Singapore Airlines (SIA) wants to continue adding capacity on its path to rebuild its network, but faces regulatory constraints for resuming services to some countries.
China is the country where SIA faces the most notable entry constraints, but there are others as well, says Lee Lik Hsin, the carrier’s executive vice president, commercial.
“China is one geographic region, and there are others like that as well, where we may not be able to add as many flights as we want,” he says, without elaborating further.
Lee made the remarks during an analysts presentation following the release of SIA’s half-year results for its 2022/23 financial year, covering the six months ended 30 September. The carrier posted a record operating profit during the period following governments’ lifting of travel restrictions related to the coronavirus pandemic.
Still, the SIA Group was able to beef up its China network in the second quarter, including SIA’s addition of twice-weekly services to Beijing and weekly services to Shenzhen. Scoot also resumed weekly flights to Fuzhou, and increased frequencies to Nanjing to twice weekly.
October 2022 also saw SIA return to Chengdu and Xiamen, while Scoot re-introduced flights to Hangzhou, Wuhan and Zhengzhou. Moving forward, SIA and Scoot will add frequencies to build out the China network.
Despite this progress, SIA and Scoot have some way to go before the China network returns to pre-pandemic days. Cirium schedules data suggests that the pair will operate just 137 flights to China in November, down from the 1,278 flights operated in November 2019, before Covid-19 emerged in Wuhan. On China routes, the carriers will offer 87.9% fewer ASKs in November 2022 than in November 2019.
In line with the uncompromising ‘zero-Covid’ policy of Chinese president Xi Jinping, China still imposes tough quarantines on arriving passengers.
SIA chief executive Goh Choon Phong, speaking virtually at the presentation because he is recovering from Covid-19, adds that discussions continue with Tata Group about a potential merger between Vistara and Air India.

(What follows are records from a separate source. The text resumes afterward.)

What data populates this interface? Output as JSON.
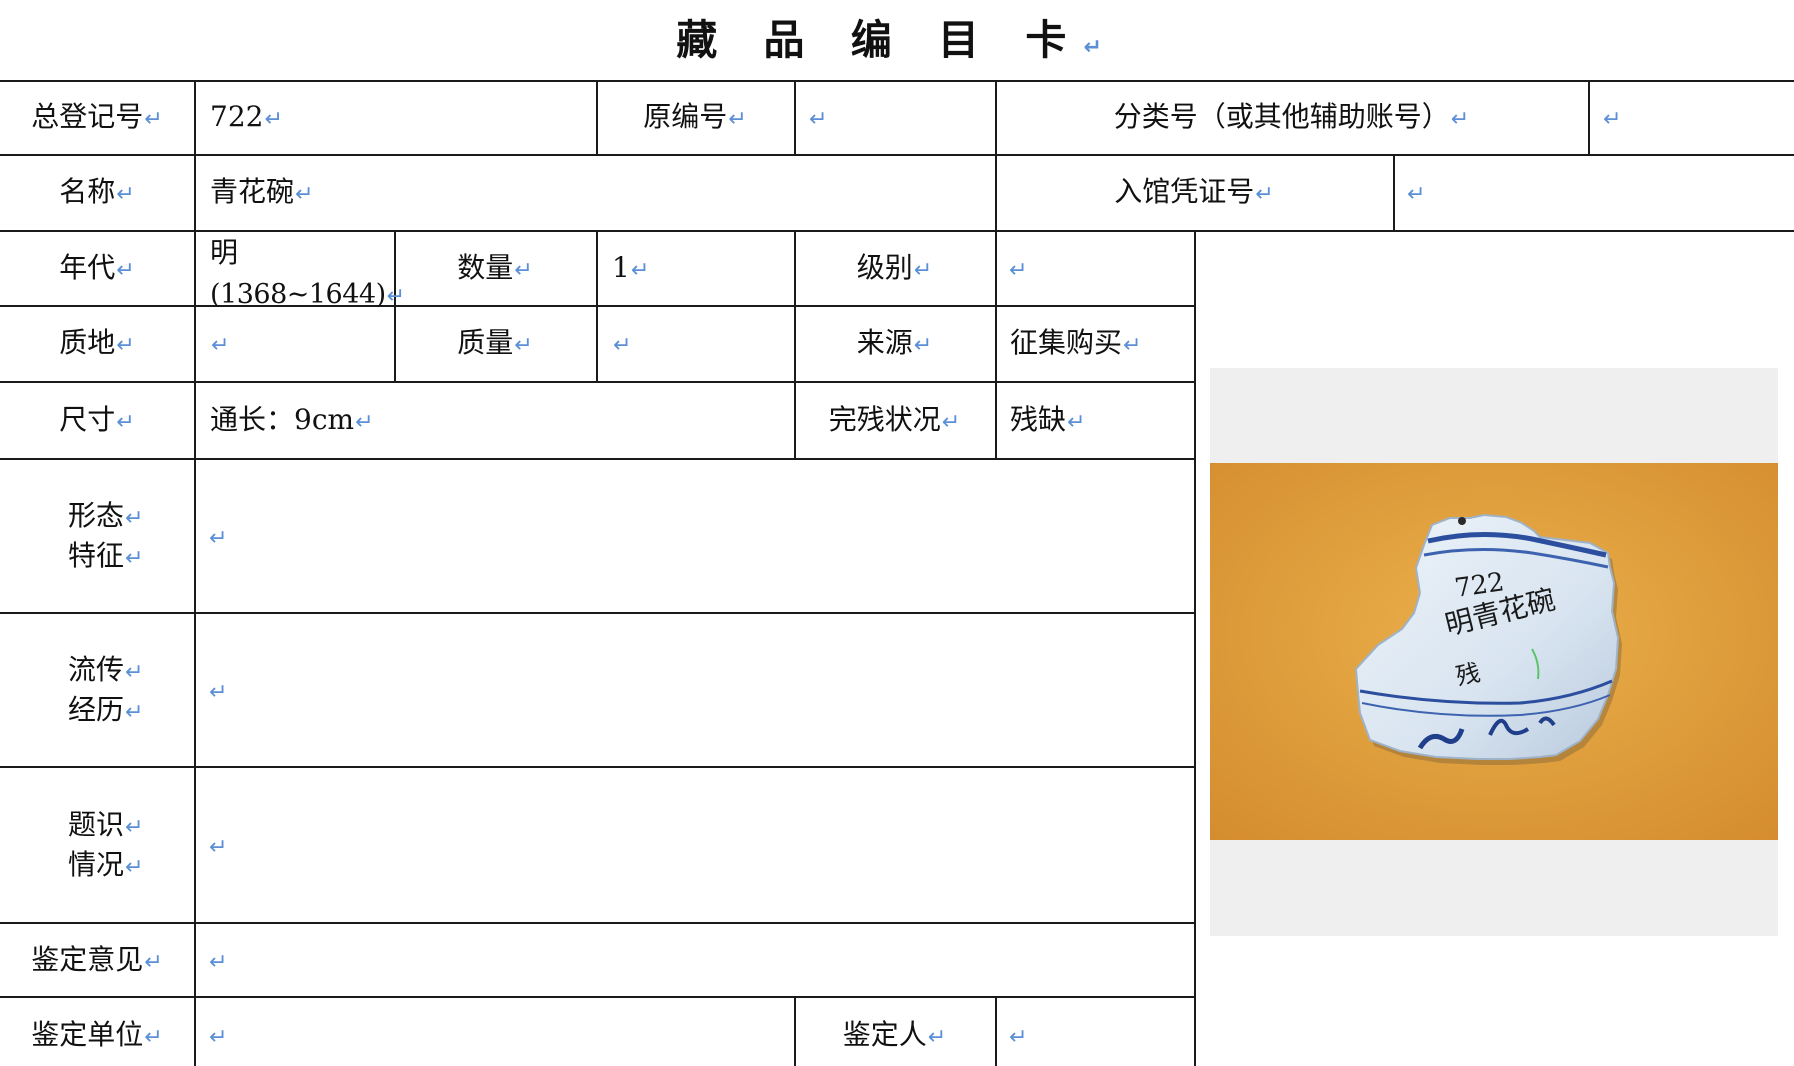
{
  "title": "藏 品 编 目 卡",
  "return_mark": "↵",
  "row1": {
    "total_reg_label": "总登记号",
    "total_reg_value": "722",
    "orig_no_label": "原编号",
    "orig_no_value": "",
    "class_no_label": "分类号（或其他辅助账号）",
    "class_no_value": ""
  },
  "row2": {
    "name_label": "名称",
    "name_value": "青花碗",
    "voucher_label": "入馆凭证号",
    "voucher_value": ""
  },
  "row3": {
    "era_label": "年代",
    "era_value_line1": "明",
    "era_value_line2": "(1368~1644)",
    "qty_label": "数量",
    "qty_value": "1",
    "grade_label": "级别",
    "grade_value": ""
  },
  "row4": {
    "material_label": "质地",
    "material_value": "",
    "weight_label": "质量",
    "weight_value": "",
    "source_label": "来源",
    "source_value": "征集购买"
  },
  "row5": {
    "size_label": "尺寸",
    "size_value": "通长：9cm",
    "condition_label": "完残状况",
    "condition_value": "残缺"
  },
  "form": {
    "label_line1": "形态",
    "label_line2": "特征",
    "value": ""
  },
  "history": {
    "label_line1": "流传",
    "label_line2": "经历",
    "value": ""
  },
  "inscription": {
    "label_line1": "题识",
    "label_line2": "情况",
    "value": ""
  },
  "appraisal": {
    "label": "鉴定意见",
    "value": ""
  },
  "appraisal_unit": {
    "label": "鉴定单位",
    "value": "",
    "person_label": "鉴定人",
    "person_value": ""
  },
  "photo": {
    "handwriting": [
      "722",
      "明青花碗",
      "残"
    ]
  },
  "colors": {
    "border": "#1a1a1a",
    "return_mark": "#5b8fd6",
    "photo_bg": "#e3a23f",
    "porcelain": "#dfe9f3",
    "cobalt": "#2b4f9e"
  }
}
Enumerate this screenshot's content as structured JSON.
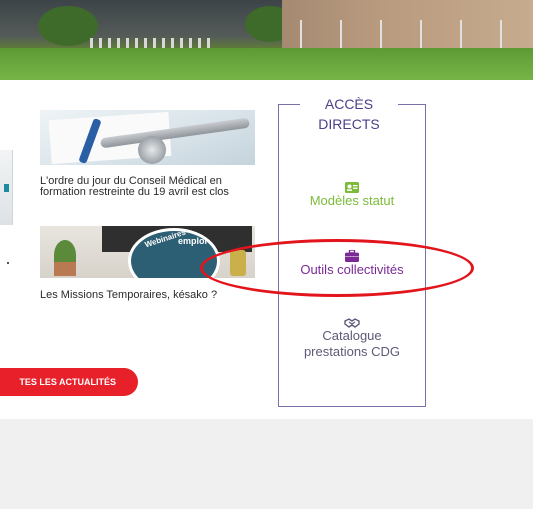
{
  "news": [
    {
      "caption": "L'ordre du jour du Conseil Médical en formation restreinte du 19 avril est clos",
      "image_icon": "stethoscope-image"
    },
    {
      "caption": "Les Missions Temporaires, késako ?",
      "image_icon": "webinaires-emploi-image",
      "badge_text_1": "Webinaires",
      "badge_text_2": "emploi"
    }
  ],
  "all_news_button": {
    "label": "TES LES ACTUALITÉS"
  },
  "access_panel": {
    "title_line1": "ACCÈS",
    "title_line2": "DIRECTS",
    "items": [
      {
        "label": "Modèles statut",
        "icon": "id-card-icon",
        "color": "#7dbb3b"
      },
      {
        "label": "Outils collectivités",
        "icon": "briefcase-icon",
        "color": "#7b2a95"
      },
      {
        "label_line1": "Catalogue",
        "label_line2": "prestations CDG",
        "icon": "handshake-icon",
        "color": "#5d5a78"
      }
    ]
  },
  "colors": {
    "accent_red": "#e8202a",
    "panel_border": "#7a6fab",
    "highlight": "#e3151c"
  }
}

He declined, however, to discuss details. On 13 October, SIA had confirmed talks were ongoing with Tata about Air India and Vistara.
Still, he sounded an optimistic note about Vistara, in which SIA owns 49% and Air India 51%. He notes that without Vistara, it would have been impossible for SIA to have access to India’s vibrant domestic air travel market.
More broadly, he said that SIA remains open to the idea of overseas opportunities, despite the closure of its Thailand NokScoot joint venture in 2020. Goh maintains that overseas partnerships can benefit both SIA and its Singapore hub.
Separately, SIA has announced that has resumed code sharing with Virgin Australia. Virgin Australia will place its code on SIA flights to 42 destinations, while SIA will place its code on 64 Virgin domestic routes in Australia.
More codeshare flights will be added subject to regulatory approval.